▶ What is required
Keep each entry exactly as written when you repeat it, and skip the images.

Entries from a dataset of interfaces
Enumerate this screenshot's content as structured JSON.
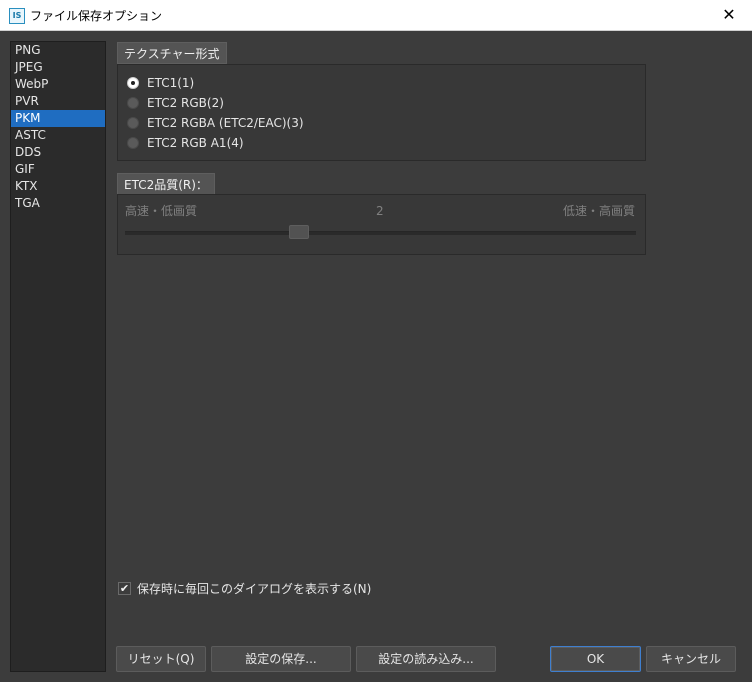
{
  "window": {
    "icon_text": "IS",
    "title": "ファイル保存オプション",
    "close_glyph": "✕"
  },
  "formats": {
    "items": [
      "PNG",
      "JPEG",
      "WebP",
      "PVR",
      "PKM",
      "ASTC",
      "DDS",
      "GIF",
      "KTX",
      "TGA"
    ],
    "selected": "PKM"
  },
  "texture_format": {
    "header": "テクスチャー形式",
    "options": [
      {
        "label": "ETC1(1)",
        "checked": true
      },
      {
        "label": "ETC2 RGB(2)",
        "checked": false
      },
      {
        "label": "ETC2 RGBA (ETC2/EAC)(3)",
        "checked": false
      },
      {
        "label": "ETC2 RGB A1(4)",
        "checked": false
      }
    ]
  },
  "etc2_quality": {
    "header": "ETC2品質(R)：",
    "left_label": "高速・低画質",
    "right_label": "低速・高画質",
    "value_text": "2",
    "value": 2,
    "min": 0,
    "max": 6
  },
  "show_dialog_checkbox": {
    "label": "保存時に毎回このダイアログを表示する(N)",
    "checked": true,
    "check_glyph": "✔"
  },
  "buttons": {
    "reset": "リセット(Q)",
    "save_settings": "設定の保存...",
    "load_settings": "設定の読み込み...",
    "ok": "OK",
    "cancel": "キャンセル"
  },
  "colors": {
    "background": "#3c3c3c",
    "list_background": "#2b2b2b",
    "selection": "#1f6dc1",
    "default_button_border": "#3f7fcf"
  }
}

▶ Exercise solution
Enumerate this screenshot's content as structured JSON.
{
  "window": {
    "icon_text": "IS",
    "title": "ファイル保存オプション",
    "close_glyph": "✕"
  },
  "formats": {
    "items": [
      "PNG",
      "JPEG",
      "WebP",
      "PVR",
      "PKM",
      "ASTC",
      "DDS",
      "GIF",
      "KTX",
      "TGA"
    ],
    "selected": "PKM"
  },
  "texture_format": {
    "header": "テクスチャー形式",
    "options": [
      {
        "label": "ETC1(1)",
        "checked": true
      },
      {
        "label": "ETC2 RGB(2)",
        "checked": false
      },
      {
        "label": "ETC2 RGBA (ETC2/EAC)(3)",
        "checked": false
      },
      {
        "label": "ETC2 RGB A1(4)",
        "checked": false
      }
    ]
  },
  "etc2_quality": {
    "header": "ETC2品質(R)：",
    "left_label": "高速・低画質",
    "right_label": "低速・高画質",
    "value_text": "2",
    "value": 2,
    "min": 0,
    "max": 6
  },
  "show_dialog_checkbox": {
    "label": "保存時に毎回このダイアログを表示する(N)",
    "checked": true,
    "check_glyph": "✔"
  },
  "buttons": {
    "reset": "リセット(Q)",
    "save_settings": "設定の保存...",
    "load_settings": "設定の読み込み...",
    "ok": "OK",
    "cancel": "キャンセル"
  },
  "colors": {
    "background": "#3c3c3c",
    "list_background": "#2b2b2b",
    "selection": "#1f6dc1",
    "default_button_border": "#3f7fcf"
  }
}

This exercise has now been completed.